Windward Community College (WCC) leveraged a $5,000 Campus Action Project grant awarded by the American Association of University Women (AAUW) to successfully apply for a federal grant worth almost $10 million. The Title III grant awarded to WCC this fall will provide for childcare facilities on campus and expand on Science, Technology, Engineering and Mathematics offerings at the campus.

The AAUW CAP grant provided funds in the spring semester for WCC to conduct a childcare survey and resource inventory to quantify the need for childcare services on campus and to existing identified resources available within the community.

“The AAUW survey made it possible to apply for the grant,” said Ardis Eschenberg, Vice Chancellor for Academic Affairs at WCC. “The survey gave us concrete information of the state of need on campus and the specific population we should target. It was clear that our students were having problems finding care for infants and toddlers. For example, the resource inventory found that there were three open facilities in the area that served infants. The only one without a waiting list was very expensive at approximately $1,500 a month.” Eschenberg said.

“I’m in the honors society, I maintain stable grades, but between picking up my daughter and dropping her off, it has become inconvenient to attend the classes I need to graduate,” said Ashley Shankles, a student at WCC. “I’m a single working mom. I have three jobs, both on and off campus and take 21 credit hours, and if I get sick or she gets sick, I can’t afford rent. I need help.”

Marisa Ibrahim, another student at WCC, noted “It is very important for my preschool aged child to be in a steady, safe learning environment to enable me to focus on studying and attending college.”

Approximately $5.2 million of the grant will be allocated to childcare on campus over 5 years. The first two and a half years will be spent renovating an existing building to the specific requirements of caring for infants and toddlers.

Eschenberg emphasized the critical role the AAUW survey played in applying for the grant, “Because I knew the specific needs of our students from the survey, I could look up the building codes, get the specific square footage required for infants and toddlers, estimate staffing costs much more accurately and was able to write a very precise grant all within the space and time limit of the grant.”

After facilities have been renovated and staffed, childcare will be provided to student parents at no charge during the remaining term of the grant. Depending on the mix of childcare services provided, up to 28 children could be served in the new facility.

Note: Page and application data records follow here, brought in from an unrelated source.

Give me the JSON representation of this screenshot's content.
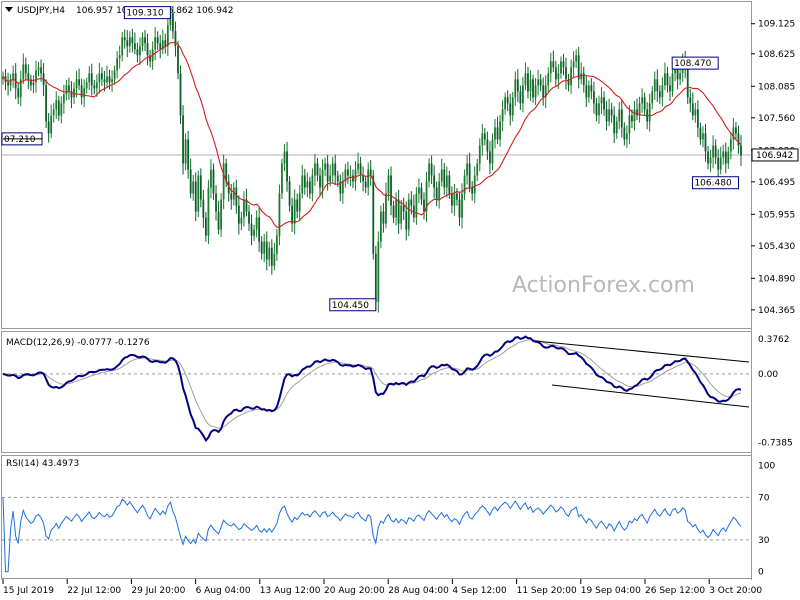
{
  "chart_data": {
    "type": "candlestick",
    "header": {
      "symbol": "USDJPY,H4",
      "ohlc": "106.957 106.979 106.862 106.942"
    },
    "watermark": "ActionForex.com",
    "price_panel": {
      "ylim": [
        104.08,
        109.47
      ],
      "y_ticks": [
        "109.125",
        "108.625",
        "108.085",
        "107.560",
        "107.020",
        "106.495",
        "105.955",
        "105.430",
        "104.890",
        "104.365"
      ],
      "current_price": "106.942",
      "price_labels": [
        {
          "text": "109.310",
          "value": 109.31,
          "anchor_bar": 66
        },
        {
          "text": "07.210",
          "value": 107.21,
          "anchor_bar": 0
        },
        {
          "text": "104.450",
          "value": 104.45,
          "anchor_bar": 147
        },
        {
          "text": "108.470",
          "value": 108.47,
          "anchor_bar": 282
        },
        {
          "text": "106.480",
          "value": 106.48,
          "anchor_bar": 290
        }
      ],
      "closes": [
        108.25,
        108.15,
        108.1,
        108.2,
        108.3,
        108.05,
        107.9,
        108.2,
        108.45,
        108.3,
        108.2,
        108.1,
        108.15,
        108.35,
        108.4,
        108.3,
        108.1,
        107.5,
        107.3,
        107.6,
        107.7,
        107.85,
        107.6,
        107.8,
        107.95,
        108.1,
        108.0,
        107.9,
        108.05,
        108.2,
        108.1,
        107.9,
        108.05,
        108.15,
        108.3,
        108.1,
        108.05,
        108.15,
        108.3,
        108.2,
        108.15,
        108.25,
        108.15,
        108.2,
        108.35,
        108.55,
        108.6,
        108.9,
        108.85,
        108.75,
        108.9,
        108.8,
        108.7,
        108.6,
        108.75,
        108.9,
        108.8,
        108.6,
        108.5,
        108.7,
        108.9,
        108.8,
        108.7,
        108.85,
        108.75,
        109.1,
        109.3,
        109.0,
        108.75,
        108.3,
        107.6,
        106.8,
        107.2,
        106.7,
        106.3,
        106.5,
        106.0,
        106.6,
        106.2,
        105.9,
        105.6,
        106.4,
        106.7,
        106.3,
        106.0,
        105.7,
        106.2,
        106.8,
        106.5,
        106.3,
        106.2,
        106.4,
        106.1,
        105.8,
        105.9,
        106.2,
        106.0,
        105.8,
        105.6,
        105.7,
        105.9,
        105.5,
        105.3,
        105.5,
        105.2,
        105.4,
        105.1,
        105.3,
        105.6,
        106.3,
        106.8,
        107.0,
        106.5,
        106.1,
        105.8,
        106.2,
        106.0,
        106.3,
        106.6,
        106.4,
        106.5,
        106.3,
        106.6,
        106.8,
        106.6,
        106.4,
        106.7,
        106.8,
        106.5,
        106.6,
        106.8,
        106.6,
        106.5,
        106.3,
        106.5,
        106.7,
        106.6,
        106.6,
        106.5,
        106.7,
        106.8,
        106.6,
        106.5,
        106.4,
        106.7,
        106.6,
        105.3,
        104.5,
        105.5,
        106.0,
        105.8,
        106.3,
        106.6,
        106.1,
        105.9,
        106.2,
        105.8,
        106.1,
        106.0,
        105.7,
        106.2,
        106.1,
        105.9,
        106.3,
        106.4,
        106.2,
        106.0,
        106.5,
        106.8,
        106.6,
        106.4,
        106.2,
        106.5,
        106.7,
        106.4,
        106.6,
        106.3,
        106.1,
        106.3,
        106.2,
        105.9,
        106.3,
        106.6,
        106.8,
        106.4,
        106.3,
        106.6,
        106.8,
        107.1,
        107.3,
        107.2,
        107.0,
        106.8,
        107.2,
        107.4,
        107.2,
        107.5,
        107.7,
        107.9,
        107.8,
        107.6,
        107.9,
        108.2,
        108.0,
        107.8,
        108.1,
        108.3,
        108.0,
        108.2,
        107.9,
        108.1,
        108.2,
        108.1,
        107.9,
        108.1,
        108.3,
        108.5,
        108.4,
        108.2,
        108.3,
        108.5,
        108.4,
        108.2,
        108.1,
        108.4,
        108.5,
        108.6,
        108.2,
        108.3,
        108.1,
        107.9,
        108.1,
        108.0,
        107.8,
        107.6,
        107.8,
        107.9,
        107.7,
        107.5,
        107.7,
        107.6,
        107.3,
        107.5,
        107.7,
        107.4,
        107.2,
        107.3,
        107.6,
        107.5,
        107.7,
        107.6,
        107.8,
        107.9,
        107.7,
        107.5,
        107.8,
        108.0,
        108.2,
        108.0,
        107.9,
        108.1,
        108.3,
        108.1,
        108.0,
        108.3,
        108.4,
        108.2,
        108.3,
        108.5,
        108.4,
        107.9,
        107.8,
        107.6,
        107.7,
        107.4,
        107.2,
        107.3,
        107.0,
        106.8,
        106.9,
        107.1,
        106.9,
        106.7,
        106.9,
        107.0,
        106.8,
        107.0,
        107.2,
        107.4,
        107.3,
        107.1,
        106.94
      ],
      "sma_period": 20
    },
    "macd_panel": {
      "label": "MACD(12,26,9) -0.0777 -0.1276",
      "ylim": [
        -0.83,
        0.44
      ],
      "y_ticks": [
        "0.3762",
        "0.00",
        "-0.7385"
      ],
      "zero_label": "0.00"
    },
    "rsi_panel": {
      "label": "RSI(14) 43.4973",
      "ylim": [
        -5,
        108
      ],
      "y_ticks": [
        "100",
        "70",
        "30",
        "0"
      ],
      "levels": [
        70,
        30
      ]
    },
    "x_axis": {
      "tick_labels": [
        "15 Jul 2019",
        "22 Jul 12:00",
        "29 Jul 20:00",
        "6 Aug 04:00",
        "13 Aug 12:00",
        "20 Aug 20:00",
        "28 Aug 04:00",
        "4 Sep 12:00",
        "11 Sep 20:00",
        "19 Sep 04:00",
        "26 Sep 12:00",
        "3 Oct 20:00"
      ]
    },
    "colors": {
      "up_candle": "#1e7a2e",
      "down_candle": "#0b5e2a",
      "sma": "#d11e1e",
      "macd_line": "#000080",
      "macd_signal": "#a0a0a0",
      "rsi_line": "#1e6fe0",
      "border": "#9a9a9a",
      "level_dash": "#9a9a9a"
    }
  }
}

AAUW’s recent research, Women in Community Colleges: Access to Success, found limited access to childcare disrupts the educational path of many mothers. Student parents consistently cite childcare responsibilities as a chief reason for dropping out of community college before completing a degree or certificate.

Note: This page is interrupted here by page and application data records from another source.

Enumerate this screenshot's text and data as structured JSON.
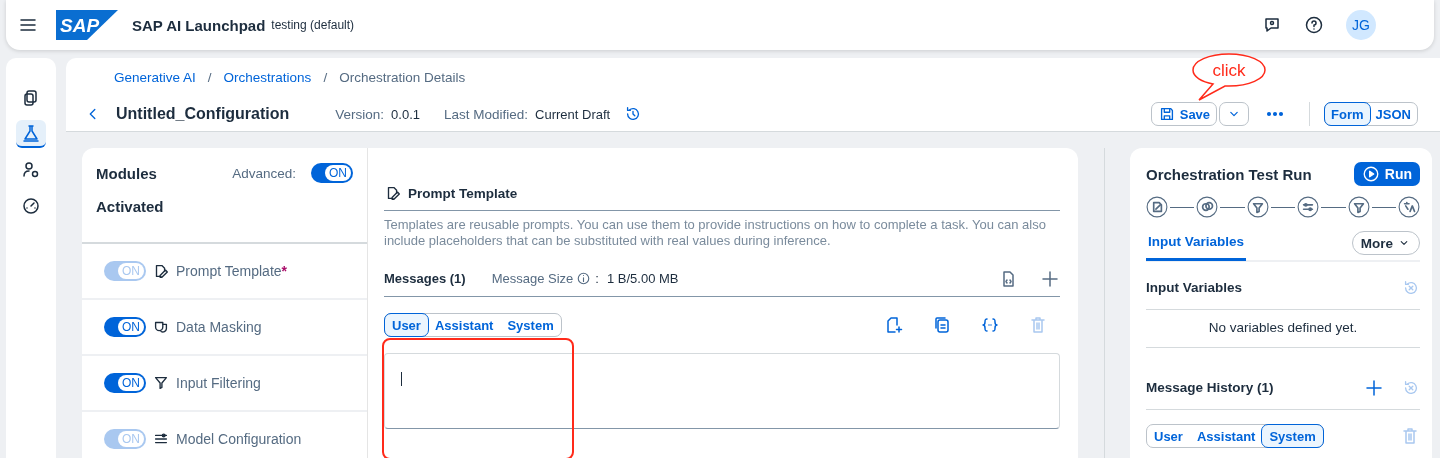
{
  "header": {
    "logo": "SAP",
    "title": "SAP AI Launchpad",
    "subtitle": "testing (default)",
    "avatar": "JG"
  },
  "nav_rail": [
    {
      "selected": false
    },
    {
      "selected": true
    },
    {
      "selected": false
    },
    {
      "selected": false
    }
  ],
  "breadcrumb": {
    "items": [
      {
        "label": "Generative AI",
        "kind": "link"
      },
      {
        "label": "Orchestrations",
        "kind": "link"
      },
      {
        "label": "Orchestration Details",
        "kind": "current"
      }
    ],
    "separators": [
      "/",
      "/"
    ]
  },
  "title_bar": {
    "title": "Untitled_Configuration",
    "version_label": "Version:",
    "version": "0.0.1",
    "modified_label": "Last Modified:",
    "modified": "Current Draft",
    "save_label": "Save",
    "view_modes": [
      {
        "label": "Form",
        "selected": true
      },
      {
        "label": "JSON",
        "selected": false
      }
    ]
  },
  "annotation": {
    "callout": "click"
  },
  "modules": {
    "title": "Modules",
    "advanced_label": "Advanced:",
    "advanced": {
      "on": true,
      "text": "ON"
    },
    "section": "Activated",
    "items": [
      {
        "label": "Prompt Template",
        "required_mark": "*",
        "on": true,
        "disabled": true,
        "toggle_text": "ON"
      },
      {
        "label": "Data Masking",
        "on": true,
        "disabled": false,
        "toggle_text": "ON"
      },
      {
        "label": "Input Filtering",
        "on": true,
        "disabled": false,
        "toggle_text": "ON"
      },
      {
        "label": "Model Configuration",
        "on": true,
        "disabled": true,
        "toggle_text": "ON"
      }
    ]
  },
  "prompt_template": {
    "title": "Prompt Template",
    "description": "Templates are reusable prompts. You can use them to provide instructions on how to complete a task. You can also include placeholders that can be substituted with real values during inference.",
    "messages_label": "Messages (1)",
    "size_label": "Message Size",
    "size_separator": ":",
    "size_value": "1 B/5.00 MB",
    "roles": [
      {
        "label": "User",
        "selected": true
      },
      {
        "label": "Assistant",
        "selected": false
      },
      {
        "label": "System",
        "selected": false
      }
    ]
  },
  "test_run": {
    "title": "Orchestration Test Run",
    "run_label": "Run",
    "tabs": [
      {
        "label": "Input Variables",
        "selected": true
      }
    ],
    "more_label": "More",
    "input_variables": {
      "title": "Input Variables",
      "empty_text": "No variables defined yet."
    },
    "message_history": {
      "title": "Message History (1)",
      "roles": [
        {
          "label": "User",
          "selected": false
        },
        {
          "label": "Assistant",
          "selected": false
        },
        {
          "label": "System",
          "selected": true
        }
      ]
    }
  }
}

“It is just hard to attend classes when my children’s school is on break. It does not coincide with WCC breaks,” agreed WCC student Michelle Muromachi.

“We are very excited to be able to provide childcare facilities on campus. Our students have waited long enough – it’s been 42 years!” said Eschenberg.